What is needed -> What you return must match the records below exactly, down to each character.

*** Data ***

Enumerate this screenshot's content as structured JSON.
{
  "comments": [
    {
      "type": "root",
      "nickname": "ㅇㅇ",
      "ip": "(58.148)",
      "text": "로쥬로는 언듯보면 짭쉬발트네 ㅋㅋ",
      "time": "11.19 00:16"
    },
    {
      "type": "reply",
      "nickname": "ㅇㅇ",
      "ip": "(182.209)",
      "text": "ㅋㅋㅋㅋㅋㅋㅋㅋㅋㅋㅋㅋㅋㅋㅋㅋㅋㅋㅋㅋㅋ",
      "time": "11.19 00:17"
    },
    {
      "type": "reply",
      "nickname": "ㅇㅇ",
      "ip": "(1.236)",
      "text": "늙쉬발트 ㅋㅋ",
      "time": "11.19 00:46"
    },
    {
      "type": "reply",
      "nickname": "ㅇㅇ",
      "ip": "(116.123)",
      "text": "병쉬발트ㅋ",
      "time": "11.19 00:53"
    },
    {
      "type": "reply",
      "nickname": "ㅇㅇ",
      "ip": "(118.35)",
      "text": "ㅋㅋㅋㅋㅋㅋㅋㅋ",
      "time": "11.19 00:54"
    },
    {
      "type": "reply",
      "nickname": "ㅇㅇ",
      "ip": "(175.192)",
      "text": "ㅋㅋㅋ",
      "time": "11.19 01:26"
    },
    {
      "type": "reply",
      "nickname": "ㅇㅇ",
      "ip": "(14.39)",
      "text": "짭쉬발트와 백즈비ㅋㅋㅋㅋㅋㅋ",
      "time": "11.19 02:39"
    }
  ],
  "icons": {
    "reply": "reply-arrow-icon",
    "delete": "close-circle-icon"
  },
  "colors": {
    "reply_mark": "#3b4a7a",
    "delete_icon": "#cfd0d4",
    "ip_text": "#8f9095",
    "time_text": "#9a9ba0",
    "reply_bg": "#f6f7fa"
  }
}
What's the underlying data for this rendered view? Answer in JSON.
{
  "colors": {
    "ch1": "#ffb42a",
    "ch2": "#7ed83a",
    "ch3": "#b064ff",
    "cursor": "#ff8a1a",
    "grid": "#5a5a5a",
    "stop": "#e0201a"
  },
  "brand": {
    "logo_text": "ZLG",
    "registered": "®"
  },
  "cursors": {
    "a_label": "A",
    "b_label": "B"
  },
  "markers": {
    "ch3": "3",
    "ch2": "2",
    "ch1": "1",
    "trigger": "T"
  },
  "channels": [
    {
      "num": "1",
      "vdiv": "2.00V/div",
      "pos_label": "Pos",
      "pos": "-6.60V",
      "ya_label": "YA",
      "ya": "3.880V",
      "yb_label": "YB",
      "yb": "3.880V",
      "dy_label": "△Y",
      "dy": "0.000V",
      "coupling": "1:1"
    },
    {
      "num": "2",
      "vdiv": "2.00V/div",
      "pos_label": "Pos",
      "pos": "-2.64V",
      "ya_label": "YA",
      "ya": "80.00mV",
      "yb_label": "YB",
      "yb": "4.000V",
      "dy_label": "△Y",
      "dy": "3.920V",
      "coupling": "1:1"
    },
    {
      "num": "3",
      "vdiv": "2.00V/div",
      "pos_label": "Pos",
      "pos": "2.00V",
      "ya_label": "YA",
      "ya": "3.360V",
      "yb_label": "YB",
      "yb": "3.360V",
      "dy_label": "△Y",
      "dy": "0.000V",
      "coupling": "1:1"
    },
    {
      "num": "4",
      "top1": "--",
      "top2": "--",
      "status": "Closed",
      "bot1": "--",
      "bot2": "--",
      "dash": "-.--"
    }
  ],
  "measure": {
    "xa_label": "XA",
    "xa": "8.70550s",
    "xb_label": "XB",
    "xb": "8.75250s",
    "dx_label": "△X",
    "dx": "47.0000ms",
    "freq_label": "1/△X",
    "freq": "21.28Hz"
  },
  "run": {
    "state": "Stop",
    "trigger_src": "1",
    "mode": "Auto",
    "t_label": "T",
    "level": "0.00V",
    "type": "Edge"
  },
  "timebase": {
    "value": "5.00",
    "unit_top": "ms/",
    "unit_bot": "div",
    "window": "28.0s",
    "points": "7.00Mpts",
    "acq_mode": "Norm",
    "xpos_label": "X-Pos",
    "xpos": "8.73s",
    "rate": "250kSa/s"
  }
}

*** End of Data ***

Problem solution ->
Enumerate this screenshot's content as structured JSON.
{
  "comments": [
    {
      "type": "root",
      "nickname": "ㅇㅇ",
      "ip": "(58.148)",
      "text": "로쥬로는 언듯보면 짭쉬발트네 ㅋㅋ",
      "time": "11.19 00:16"
    },
    {
      "type": "reply",
      "nickname": "ㅇㅇ",
      "ip": "(182.209)",
      "text": "ㅋㅋㅋㅋㅋㅋㅋㅋㅋㅋㅋㅋㅋㅋㅋㅋㅋㅋㅋㅋㅋ",
      "time": "11.19 00:17"
    },
    {
      "type": "reply",
      "nickname": "ㅇㅇ",
      "ip": "(1.236)",
      "text": "늙쉬발트 ㅋㅋ",
      "time": "11.19 00:46"
    },
    {
      "type": "reply",
      "nickname": "ㅇㅇ",
      "ip": "(116.123)",
      "text": "병쉬발트ㅋ",
      "time": "11.19 00:53"
    },
    {
      "type": "reply",
      "nickname": "ㅇㅇ",
      "ip": "(118.35)",
      "text": "ㅋㅋㅋㅋㅋㅋㅋㅋ",
      "time": "11.19 00:54"
    },
    {
      "type": "reply",
      "nickname": "ㅇㅇ",
      "ip": "(175.192)",
      "text": "ㅋㅋㅋ",
      "time": "11.19 01:26"
    },
    {
      "type": "reply",
      "nickname": "ㅇㅇ",
      "ip": "(14.39)",
      "text": "짭쉬발트와 백즈비ㅋㅋㅋㅋㅋㅋ",
      "time": "11.19 02:39"
    }
  ],
  "icons": {
    "reply": "reply-arrow-icon",
    "delete": "close-circle-icon"
  },
  "colors": {
    "reply_mark": "#3b4a7a",
    "delete_icon": "#cfd0d4",
    "ip_text": "#8f9095",
    "time_text": "#9a9ba0",
    "reply_bg": "#f6f7fa"
  }
}
What's the underlying data for this rendered view? Answer in JSON.
{
  "colors": {
    "ch1": "#ffb42a",
    "ch2": "#7ed83a",
    "ch3": "#b064ff",
    "cursor": "#ff8a1a",
    "grid": "#5a5a5a",
    "stop": "#e0201a"
  },
  "brand": {
    "logo_text": "ZLG",
    "registered": "®"
  },
  "cursors": {
    "a_label": "A",
    "b_label": "B"
  },
  "markers": {
    "ch3": "3",
    "ch2": "2",
    "ch1": "1",
    "trigger": "T"
  },
  "channels": [
    {
      "num": "1",
      "vdiv": "2.00V/div",
      "pos_label": "Pos",
      "pos": "-6.60V",
      "ya_label": "YA",
      "ya": "3.880V",
      "yb_label": "YB",
      "yb": "3.880V",
      "dy_label": "△Y",
      "dy": "0.000V",
      "coupling": "1:1"
    },
    {
      "num": "2",
      "vdiv": "2.00V/div",
      "pos_label": "Pos",
      "pos": "-2.64V",
      "ya_label": "YA",
      "ya": "80.00mV",
      "yb_label": "YB",
      "yb": "4.000V",
      "dy_label": "△Y",
      "dy": "3.920V",
      "coupling": "1:1"
    },
    {
      "num": "3",
      "vdiv": "2.00V/div",
      "pos_label": "Pos",
      "pos": "2.00V",
      "ya_label": "YA",
      "ya": "3.360V",
      "yb_label": "YB",
      "yb": "3.360V",
      "dy_label": "△Y",
      "dy": "0.000V",
      "coupling": "1:1"
    },
    {
      "num": "4",
      "top1": "--",
      "top2": "--",
      "status": "Closed",
      "bot1": "--",
      "bot2": "--",
      "dash": "-.--"
    }
  ],
  "measure": {
    "xa_label": "XA",
    "xa": "8.70550s",
    "xb_label": "XB",
    "xb": "8.75250s",
    "dx_label": "△X",
    "dx": "47.0000ms",
    "freq_label": "1/△X",
    "freq": "21.28Hz"
  },
  "run": {
    "state": "Stop",
    "trigger_src": "1",
    "mode": "Auto",
    "t_label": "T",
    "level": "0.00V",
    "type": "Edge"
  },
  "timebase": {
    "value": "5.00",
    "unit_top": "ms/",
    "unit_bot": "div",
    "window": "28.0s",
    "points": "7.00Mpts",
    "acq_mode": "Norm",
    "xpos_label": "X-Pos",
    "xpos": "8.73s",
    "rate": "250kSa/s"
  }
}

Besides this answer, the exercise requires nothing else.